By: Dennis Cook
With a spray painted cover and a vaguely profane sounding title, Momofuku (released May 6 on Lost Highway) drops a dozen sturdy-to-great tunes captured fast (a week and a day) in January and February of this year. Hovering somewhere near 30 studio albums at this point, Elvis Costello is fired up and frisky on a set that happily recalls Blood & Chocolate and the tougher moments of his early '90s catalog like "Hurry Down Doomsday (The Bugs Are Taking Over)." Without fuss or a conceptual shell – something Costello's work has had almost without exception for the past decade - Momofuku reminds us that ol' Declan MacManus can crap out purely great songs when he relaxes and does what comes naturally to him.
The title is a nod to Momofuku Ando, the creator of Ramen noodles and the first cup noodles. Given the rapid, no frills way Momofuku reached the world – initially it was planned as a quick digital download and vinyl release, and that after Costello announced he would stop recording altogether last year – one can only guess at why the noodle king got the shout out, though it may not be entirely complimentary. Costello's disgust with the empty fast food nature of the recording industry is well documented, so referencing the man who gave us instant soup encased in Styrofoam may tie into that distaste for monolithic, lowest common denominator thinking. His sights on corporate goons and (recording) industry mooks concerned with making a killing in the market, Costello cranks up his "Radio, Radio," proudly announcing, "Whatever I said about you/ I didn't say it behind your back," fully aware that "It's not very far from tears to mirth" no matter where you stand.

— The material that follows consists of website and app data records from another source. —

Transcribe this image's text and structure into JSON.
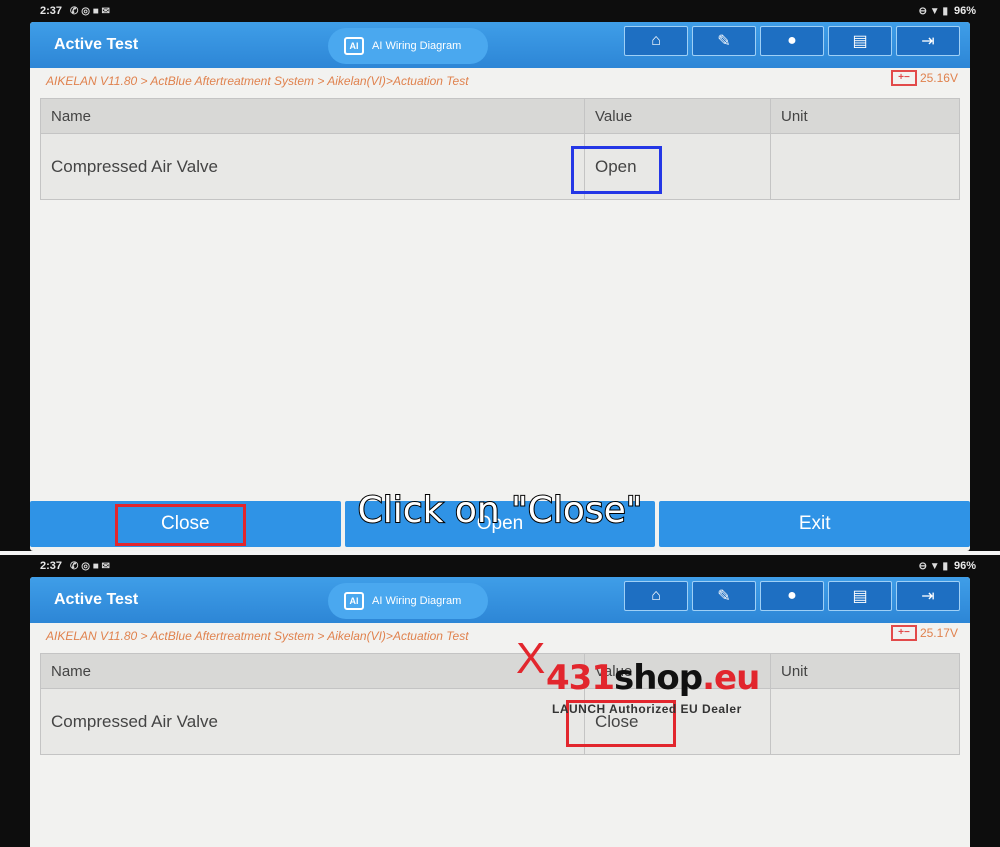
{
  "caption": "Click on \"Close\"",
  "watermark": {
    "brand_x": "X",
    "brand_num": "431",
    "brand_shop": "shop",
    "brand_tld": ".eu",
    "tagline": "LAUNCH Authorized EU Dealer"
  },
  "frames": [
    {
      "status": {
        "time": "2:37",
        "battery": "96%"
      },
      "title": "Active Test",
      "ai_button": "AI Wiring Diagram",
      "ai_icon_text": "AI",
      "breadcrumb": "AIKELAN  V11.80 > ActBlue Aftertreatment System > Aikelan(VI)>Actuation Test",
      "voltage": "25.16V",
      "columns": [
        "Name",
        "Value",
        "Unit"
      ],
      "row": {
        "name": "Compressed Air Valve",
        "value": "Open",
        "unit": ""
      },
      "buttons": [
        "Close",
        "Open",
        "Exit"
      ]
    },
    {
      "status": {
        "time": "2:37",
        "battery": "96%"
      },
      "title": "Active Test",
      "ai_button": "AI Wiring Diagram",
      "ai_icon_text": "AI",
      "breadcrumb": "AIKELAN  V11.80 > ActBlue Aftertreatment System > Aikelan(VI)>Actuation Test",
      "voltage": "25.17V",
      "columns": [
        "Name",
        "Value",
        "Unit"
      ],
      "row": {
        "name": "Compressed Air Valve",
        "value": "Close",
        "unit": ""
      }
    }
  ],
  "toolbar_icons": [
    "home-icon",
    "edit-icon",
    "chat-icon",
    "print-icon",
    "exit-icon"
  ],
  "colors": {
    "accent": "#2f93e6",
    "highlight_blue": "#2437e6",
    "highlight_red": "#e2262d",
    "breadcrumb": "#e0824e"
  }
}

All musing aside, the songs are uniformly solid, particularly the snarling head charge of "American Gangster Time," the sick bop of "Turpentine," the laidback Bossa vibe of "Harry Worth," the fuzzy, Farfisa fueled "Stella Hurt" and the slinky beach shuffle of "Go Away." Everything is grounded in Pete Thomas' pummeling jungle drums, Steve Nieve's sweeping keys and a powerful SoCal chorus that includes Johnathan Rice, Jonathan Wilson and Jenny Lewis, who proves a superb harmony foil for Costello, her sweetly sour coo flavoring Elvis' oaken croak like time touches whiskey. Pedal steel from "Farmer" Dave Scher (Beachwood Sparks) adds further atmosphere, but the overriding tone is a band laying it down live-in-the-studio.
Well constructed and well played, Momofuku is a happy affirmation of Costello's endurance and a meaty bone for those who yearn for Elvis' more straightforward early work. The indefinable "why" of classics like "Watching The Detectives" and "Pump It Up," the way they always make one dial up the volume and shake happily, is fully present on this entertaining slab that never dumbs things down. On "Stella Hurt," Costello barks, "This is not the last act of the story." Let's hope not if he's got this much ink left in his well.
JamBase | England by way of Topanga
Go See Live Music!